As the women's league held its third annual draft Tuesday, ABL co-founder Gary Cavalli methodically disputed reports he said were unfair to the league _ which competes with the rival WNBA for top players.
No, Cavalli insisted, ABL players don't travel long distances between games on buses and they don't stay in lousy hotels. And Cavalli said the ABL never even offered a contract to Malgorzata Dydek, who was the top overall pick in the WNBA's draft last week.
Cavalli said players who were recruited by both leagues heard tales of second-class conditions in the ABL, and it was time to dispel such ideas.
"It was significant enough that I wanted to make a comment today," Cavalli said. "I wanted to dispel all the fairy tales and myths about the ABL."
But Cavalli admitted the ABL lost the recruiting battle to the WNBA this year. He said the ABL signed a large majority of the most sought-after players last year, but got just six of the top 15 players it had identified this year _ while the WNBA signed the other nine.
The top picks in Tuesday's draft all expressed their delight at being ABL players, with No. 1 selection Danielle McCulley saying she chose the ABL because of its longer season.
The ABL season runs from October to March. The WNBA is a summer league, and some of its players head to Europe after completing the season.

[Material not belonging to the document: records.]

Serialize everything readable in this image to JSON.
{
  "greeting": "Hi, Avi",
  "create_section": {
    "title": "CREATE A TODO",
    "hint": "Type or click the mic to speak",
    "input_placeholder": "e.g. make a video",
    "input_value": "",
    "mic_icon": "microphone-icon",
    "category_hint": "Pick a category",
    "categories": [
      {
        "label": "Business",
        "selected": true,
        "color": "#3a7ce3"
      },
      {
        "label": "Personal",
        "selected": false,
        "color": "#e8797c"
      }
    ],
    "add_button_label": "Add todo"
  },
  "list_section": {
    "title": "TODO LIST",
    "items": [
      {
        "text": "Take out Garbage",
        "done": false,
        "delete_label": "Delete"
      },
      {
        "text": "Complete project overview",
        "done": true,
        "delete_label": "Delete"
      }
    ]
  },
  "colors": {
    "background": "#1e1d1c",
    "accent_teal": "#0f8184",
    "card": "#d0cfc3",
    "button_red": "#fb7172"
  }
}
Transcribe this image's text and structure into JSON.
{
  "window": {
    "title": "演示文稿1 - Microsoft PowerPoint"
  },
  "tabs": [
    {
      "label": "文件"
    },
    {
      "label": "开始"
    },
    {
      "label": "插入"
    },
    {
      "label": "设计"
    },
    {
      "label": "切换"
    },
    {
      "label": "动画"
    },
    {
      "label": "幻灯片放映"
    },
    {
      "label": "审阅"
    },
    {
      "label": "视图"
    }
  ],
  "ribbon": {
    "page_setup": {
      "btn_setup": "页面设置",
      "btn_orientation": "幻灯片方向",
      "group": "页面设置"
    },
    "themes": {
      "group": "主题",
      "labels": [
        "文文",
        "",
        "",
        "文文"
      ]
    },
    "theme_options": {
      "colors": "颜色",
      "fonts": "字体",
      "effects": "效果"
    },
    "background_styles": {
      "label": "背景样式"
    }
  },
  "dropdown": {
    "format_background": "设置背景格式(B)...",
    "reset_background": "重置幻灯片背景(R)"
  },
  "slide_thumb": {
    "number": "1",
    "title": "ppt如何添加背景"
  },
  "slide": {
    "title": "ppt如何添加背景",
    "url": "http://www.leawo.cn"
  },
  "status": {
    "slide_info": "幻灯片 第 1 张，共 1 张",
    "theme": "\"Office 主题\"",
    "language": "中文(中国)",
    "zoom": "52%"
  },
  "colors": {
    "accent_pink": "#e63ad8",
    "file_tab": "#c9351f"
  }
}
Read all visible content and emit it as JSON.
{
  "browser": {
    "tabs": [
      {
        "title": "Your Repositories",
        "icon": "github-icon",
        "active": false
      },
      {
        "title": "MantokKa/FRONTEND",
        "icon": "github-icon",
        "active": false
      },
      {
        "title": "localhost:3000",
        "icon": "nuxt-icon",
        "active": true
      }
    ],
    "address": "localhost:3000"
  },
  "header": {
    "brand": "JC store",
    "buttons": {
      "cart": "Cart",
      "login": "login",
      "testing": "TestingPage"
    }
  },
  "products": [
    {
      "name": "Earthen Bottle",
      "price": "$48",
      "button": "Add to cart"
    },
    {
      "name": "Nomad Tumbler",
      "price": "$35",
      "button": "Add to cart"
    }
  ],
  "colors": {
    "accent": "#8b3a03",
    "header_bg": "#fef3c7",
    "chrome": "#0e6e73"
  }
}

"I wanted to stay here in the states so that my family and friends would be able to see me play," said McCulley, who was chosen by the Portland Power.
McCulley, a 6-foot-3 forward from Western Kentucky, was one of three first-round picks by Portland.
Philadelphia made Chasity Melvin, who led North Carolina State to its first Final Four appearance this year, the second pick in the draft. Barbara Farris of Tulane was chosen third by New England.